“Reporter’s random prompts to answer a survey had made tracking the year a breeze and helped me to investigate questions that would have been impossible to answer using other methods. I was interested in who I spent time with, but to track this in an ongoing basis is a full-time job. I added questions for what I was wearing, eating or drinking and if I was working or not… and we streamlined the process to ensure that a report only took seconds to answer. We also added in background sampling to get information from the phone on the weather, my location and the ambient noise level.”

I loved Daytum and at one point was using it quite extensively. I wanted to use it to track which of my ties are my favourites, but couldn’t find a way of neatly naming them (the blue-ish purple-ish TM Lewin one, the more regimented gold-ish Van Buck one). I can’t see this new app helping with that question especially, but it’ll be fun to do the quantified self thing again for a while.

Still quantifying ourselves?

daytumapp

Didn’t realise I’d been away from Daytum for so long.

For those that don’t know, and why should you, bloody hell, Daytum was part of a trend on the web some time back for personal data tracking, the ‘quantified self’. Here’s a post from Wired about it, from 2009:

Know Thyself: Tracking Every Facet of Life, from Sleep to Mood to Pain, 24/7/365
Numbers are making their way into the smallest crevices of our lives. We have pedometers in the soles of our shoes and phones that can post our location as we move around town. We can tweet what we eat into a database and subscribe to Web services that track our finances. There are sites and programs for monitoring mood, pain, blood sugar, blood pressure, heart rate, cognitive alacrity, menstruation, and prayers. … All this might once have seemed like a nightmare … But two years ago, my fellow Wired writer Kevin Kelly and I noticed that many of our acquaintances were beginning to do this terrible thing to themselves, finding clever ways to extract streams of numbers from ordinary human activities.

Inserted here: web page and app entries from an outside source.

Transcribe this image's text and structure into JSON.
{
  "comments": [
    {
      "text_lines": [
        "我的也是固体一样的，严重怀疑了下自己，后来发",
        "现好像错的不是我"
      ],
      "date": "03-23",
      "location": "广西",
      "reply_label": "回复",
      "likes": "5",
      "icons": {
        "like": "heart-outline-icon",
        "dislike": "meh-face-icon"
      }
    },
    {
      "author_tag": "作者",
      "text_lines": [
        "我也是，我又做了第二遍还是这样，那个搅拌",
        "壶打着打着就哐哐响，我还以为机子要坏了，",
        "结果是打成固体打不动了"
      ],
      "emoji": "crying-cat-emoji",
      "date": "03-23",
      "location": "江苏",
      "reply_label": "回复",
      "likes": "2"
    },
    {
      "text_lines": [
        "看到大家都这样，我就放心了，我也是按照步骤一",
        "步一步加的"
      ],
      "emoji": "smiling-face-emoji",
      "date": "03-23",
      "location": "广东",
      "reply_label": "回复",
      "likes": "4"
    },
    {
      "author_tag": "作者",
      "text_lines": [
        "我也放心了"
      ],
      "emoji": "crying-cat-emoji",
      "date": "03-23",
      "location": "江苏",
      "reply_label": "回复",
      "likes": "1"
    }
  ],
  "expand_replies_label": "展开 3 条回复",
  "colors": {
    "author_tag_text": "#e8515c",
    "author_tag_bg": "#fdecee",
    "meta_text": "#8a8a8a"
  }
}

Daytum, developed by Nicholas Feltron (of the well known Feltron reports) and Ryan Case, Daytum allows you to easily capture and categorise small bits of information, and then present these in quite interesting, visual ways with the aim of providing a little insight into how we live our lives. For a while, all the way back in 2009, I was tracking how much coffee I got through, what I was reading, which were my favourite ties, that kind of thing.

I don’t know what made me think of Daytum again, but I thought I’d catch up with it again.

Its blog, however, ends with this post from April 11:

Moving West
We’re thrilled to announce today that we just started a new phase of our careers: we’ve moved to California to join the product design team at Facebook.

and the last tweet from the @daytum Twitter account is:

Doesn’t bode well, but then, just the other week coincidentally, this one from founder Nicholas Feltron:

So perhaps there might be some life left in it yet?

And I’ve forgotten all about your.flowingdata.com too. But that, like Daytum and much of the quantifying self scene, seems to have gone a little quiet.